Type securityvulns
Reporter Securityvulns
Modified 2001-04-11T00:00:00


Executive summary: If you have ever used Strip for the Palm to generate your passwords, change them. Change them NOW.

Strip (Secure Tool for Recalling Important Passwords) is a nice encrypted password notebook for the Palm; see <> for details.

Strip-0.5 also features a function for generating passwords, which certainly has some appeal to anyone who generates passwords frequently.

However, this function has some flaws, one of which has the effect to limit the number of different passwords strip can create to 2^16 per class (alphanumeric, alphabetic, numeric, ... with N characters).

Generating this number of passwords and trying each of them with crypt(3) is a matter of less than 3 seconds on a current PC running Linux.

The attached program can be used to demonstrate this in the case of alphanumeric passwords containing 8 characters. Just take your encrypted, strip-generated password from /etc/shadow, and pass it as the single command line argument. (Covering the other classes of passwords strip can generate is left as an exercise.)

The Flaws

  • Strip uses the PalmOS SysRandom() function to generate the passwords. SysRandom() is a very simplistic linear PRNG, which should most likely not be used for password generation.

  • Strip tries to seed this PRNG with the result of TimGetTicks(). TimGetTicks() returns the number of ticks (1 Tick = 10ms on current devices) since the last reset of your Palm. The ticks counter is not incremented when the device is turned off.

Obviously, small values for the TimGetTicks() result are much more likely than large values, so an attacker could just start at 0 and try any possible ticks value. This kind of attack would already be quite successfull and efficient - at least against any passwords generated during the first couple of months of regular use of a PalmOS device after a reboot.

  • The actual implementation has a bug which finally limits the search space to trivial dimensions: TimeGetTicks() returns a 32 bit integer value, and the PRNG expects such a value as its seed. However, the return value from TimeGetTicks() is stored in a 16 bit Int variable.

Thus, the numbers 0, ..., 0xffff are the only seeds which will ever be used, limiting the number of possible passwords of any class to 2^16.

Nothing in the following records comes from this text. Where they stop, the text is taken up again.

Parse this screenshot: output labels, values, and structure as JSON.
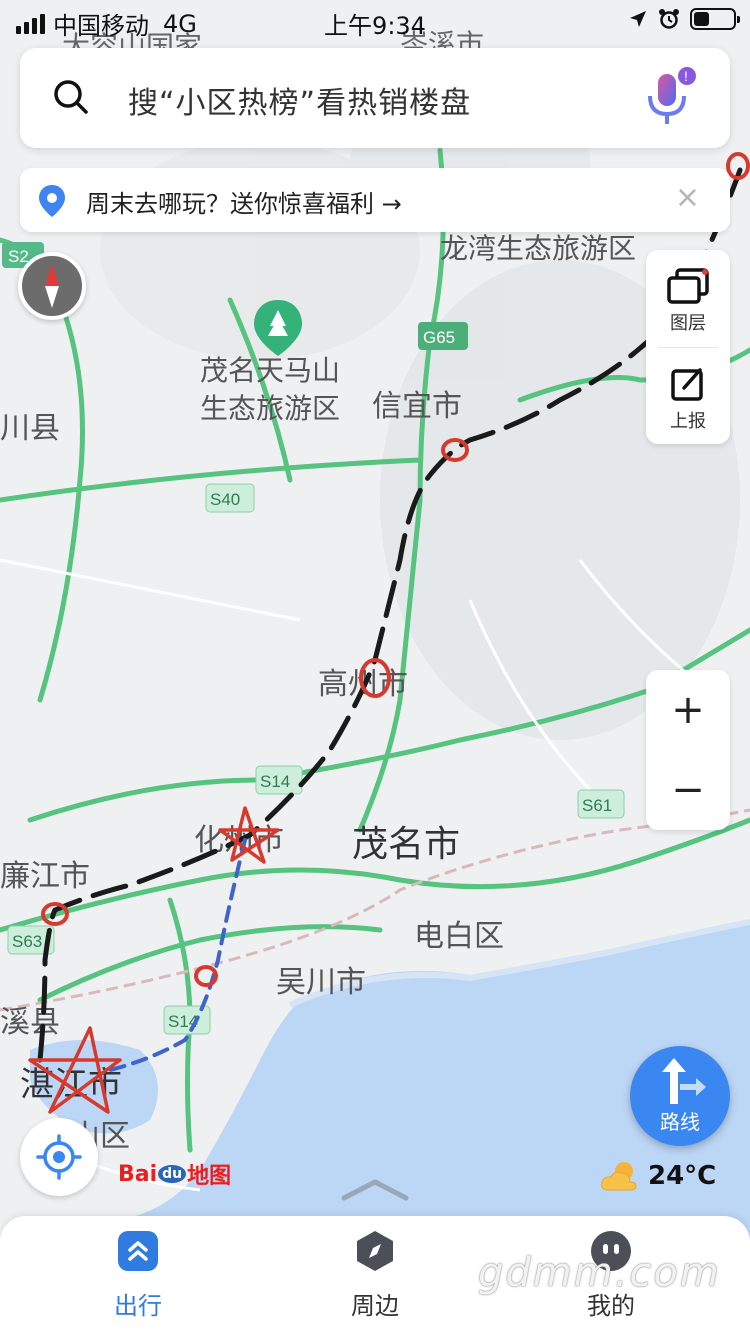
{
  "status_bar": {
    "carrier": "中国移动",
    "network": "4G",
    "time": "上午9:34"
  },
  "search": {
    "placeholder": "搜“小区热榜”看热销楼盘"
  },
  "notice": {
    "text": "周末去哪玩？送你惊喜福利 →",
    "close": "×"
  },
  "map_labels": {
    "darong": "大容山国家",
    "cenxi": "岑溪市",
    "longwan": "龙湾生态旅游区",
    "tianmashan_1": "茂名天马山",
    "tianmashan_2": "生态旅游区",
    "xinyi": "信宜市",
    "chuanxian": "川县",
    "gaozhou": "高州市",
    "huazhou": "化州市",
    "maoming": "茂名市",
    "lianjiang": "廉江市",
    "dianbai": "电白区",
    "wuchuan": "吴川市",
    "suixi": "溪县",
    "zhanjiang": "湛江市",
    "shanqu": "山区"
  },
  "road_shields": {
    "s2": "S2",
    "g65": "G65",
    "s40": "S40",
    "s14a": "S14",
    "s61": "S61",
    "s63": "S63",
    "s14b": "S14"
  },
  "side_panel": {
    "layers": "图层",
    "report": "上报"
  },
  "zoom": {
    "in": "+",
    "out": "−"
  },
  "route": {
    "label": "路线"
  },
  "logo": {
    "bai": "Bai",
    "du": "du",
    "map": "地图"
  },
  "weather": {
    "temperature": "24°C",
    "icon": "partly-cloudy-icon"
  },
  "tabs": [
    {
      "label": "出行",
      "icon": "chevron-up-double-icon",
      "active": true
    },
    {
      "label": "周边",
      "icon": "compass-icon",
      "active": false
    },
    {
      "label": "我的",
      "icon": "profile-icon",
      "active": false
    }
  ],
  "watermark": "gdmm.com",
  "colors": {
    "accent": "#3a87f2",
    "sea": "#bcd6f5",
    "road": "#56c37f",
    "annotation_red": "#d63a2f"
  }
}
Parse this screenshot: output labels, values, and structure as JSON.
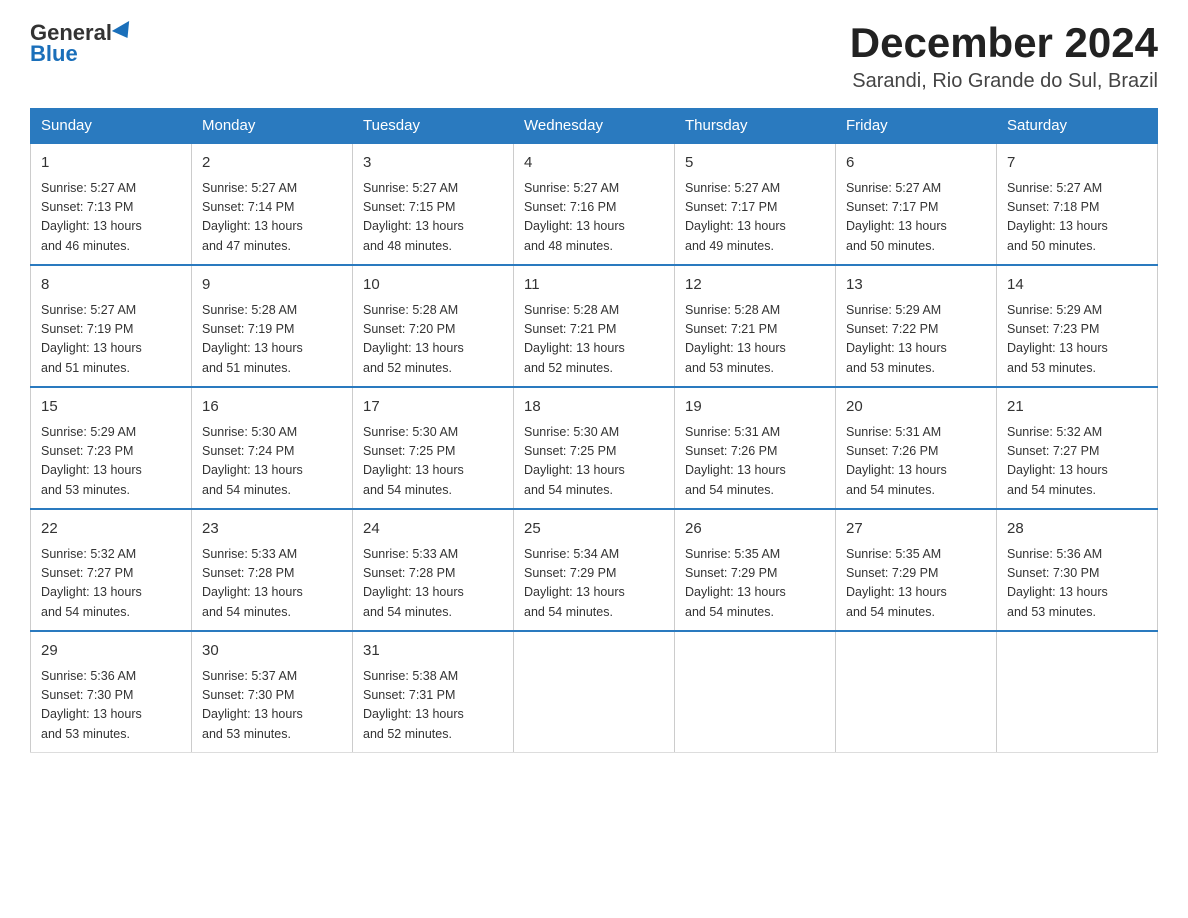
{
  "logo": {
    "general": "General",
    "blue": "Blue"
  },
  "title": "December 2024",
  "location": "Sarandi, Rio Grande do Sul, Brazil",
  "days_of_week": [
    "Sunday",
    "Monday",
    "Tuesday",
    "Wednesday",
    "Thursday",
    "Friday",
    "Saturday"
  ],
  "weeks": [
    [
      {
        "day": "1",
        "sunrise": "5:27 AM",
        "sunset": "7:13 PM",
        "daylight": "13 hours and 46 minutes."
      },
      {
        "day": "2",
        "sunrise": "5:27 AM",
        "sunset": "7:14 PM",
        "daylight": "13 hours and 47 minutes."
      },
      {
        "day": "3",
        "sunrise": "5:27 AM",
        "sunset": "7:15 PM",
        "daylight": "13 hours and 48 minutes."
      },
      {
        "day": "4",
        "sunrise": "5:27 AM",
        "sunset": "7:16 PM",
        "daylight": "13 hours and 48 minutes."
      },
      {
        "day": "5",
        "sunrise": "5:27 AM",
        "sunset": "7:17 PM",
        "daylight": "13 hours and 49 minutes."
      },
      {
        "day": "6",
        "sunrise": "5:27 AM",
        "sunset": "7:17 PM",
        "daylight": "13 hours and 50 minutes."
      },
      {
        "day": "7",
        "sunrise": "5:27 AM",
        "sunset": "7:18 PM",
        "daylight": "13 hours and 50 minutes."
      }
    ],
    [
      {
        "day": "8",
        "sunrise": "5:27 AM",
        "sunset": "7:19 PM",
        "daylight": "13 hours and 51 minutes."
      },
      {
        "day": "9",
        "sunrise": "5:28 AM",
        "sunset": "7:19 PM",
        "daylight": "13 hours and 51 minutes."
      },
      {
        "day": "10",
        "sunrise": "5:28 AM",
        "sunset": "7:20 PM",
        "daylight": "13 hours and 52 minutes."
      },
      {
        "day": "11",
        "sunrise": "5:28 AM",
        "sunset": "7:21 PM",
        "daylight": "13 hours and 52 minutes."
      },
      {
        "day": "12",
        "sunrise": "5:28 AM",
        "sunset": "7:21 PM",
        "daylight": "13 hours and 53 minutes."
      },
      {
        "day": "13",
        "sunrise": "5:29 AM",
        "sunset": "7:22 PM",
        "daylight": "13 hours and 53 minutes."
      },
      {
        "day": "14",
        "sunrise": "5:29 AM",
        "sunset": "7:23 PM",
        "daylight": "13 hours and 53 minutes."
      }
    ],
    [
      {
        "day": "15",
        "sunrise": "5:29 AM",
        "sunset": "7:23 PM",
        "daylight": "13 hours and 53 minutes."
      },
      {
        "day": "16",
        "sunrise": "5:30 AM",
        "sunset": "7:24 PM",
        "daylight": "13 hours and 54 minutes."
      },
      {
        "day": "17",
        "sunrise": "5:30 AM",
        "sunset": "7:25 PM",
        "daylight": "13 hours and 54 minutes."
      },
      {
        "day": "18",
        "sunrise": "5:30 AM",
        "sunset": "7:25 PM",
        "daylight": "13 hours and 54 minutes."
      },
      {
        "day": "19",
        "sunrise": "5:31 AM",
        "sunset": "7:26 PM",
        "daylight": "13 hours and 54 minutes."
      },
      {
        "day": "20",
        "sunrise": "5:31 AM",
        "sunset": "7:26 PM",
        "daylight": "13 hours and 54 minutes."
      },
      {
        "day": "21",
        "sunrise": "5:32 AM",
        "sunset": "7:27 PM",
        "daylight": "13 hours and 54 minutes."
      }
    ],
    [
      {
        "day": "22",
        "sunrise": "5:32 AM",
        "sunset": "7:27 PM",
        "daylight": "13 hours and 54 minutes."
      },
      {
        "day": "23",
        "sunrise": "5:33 AM",
        "sunset": "7:28 PM",
        "daylight": "13 hours and 54 minutes."
      },
      {
        "day": "24",
        "sunrise": "5:33 AM",
        "sunset": "7:28 PM",
        "daylight": "13 hours and 54 minutes."
      },
      {
        "day": "25",
        "sunrise": "5:34 AM",
        "sunset": "7:29 PM",
        "daylight": "13 hours and 54 minutes."
      },
      {
        "day": "26",
        "sunrise": "5:35 AM",
        "sunset": "7:29 PM",
        "daylight": "13 hours and 54 minutes."
      },
      {
        "day": "27",
        "sunrise": "5:35 AM",
        "sunset": "7:29 PM",
        "daylight": "13 hours and 54 minutes."
      },
      {
        "day": "28",
        "sunrise": "5:36 AM",
        "sunset": "7:30 PM",
        "daylight": "13 hours and 53 minutes."
      }
    ],
    [
      {
        "day": "29",
        "sunrise": "5:36 AM",
        "sunset": "7:30 PM",
        "daylight": "13 hours and 53 minutes."
      },
      {
        "day": "30",
        "sunrise": "5:37 AM",
        "sunset": "7:30 PM",
        "daylight": "13 hours and 53 minutes."
      },
      {
        "day": "31",
        "sunrise": "5:38 AM",
        "sunset": "7:31 PM",
        "daylight": "13 hours and 52 minutes."
      },
      null,
      null,
      null,
      null
    ]
  ],
  "labels": {
    "sunrise": "Sunrise:",
    "sunset": "Sunset:",
    "daylight": "Daylight:"
  }
}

Thanks to Ian Goldberg for posting his (correct) take at the SysRandom() function to coderpunks, and to Marc Haber for telling me about Strip.


Thomas Roessler <>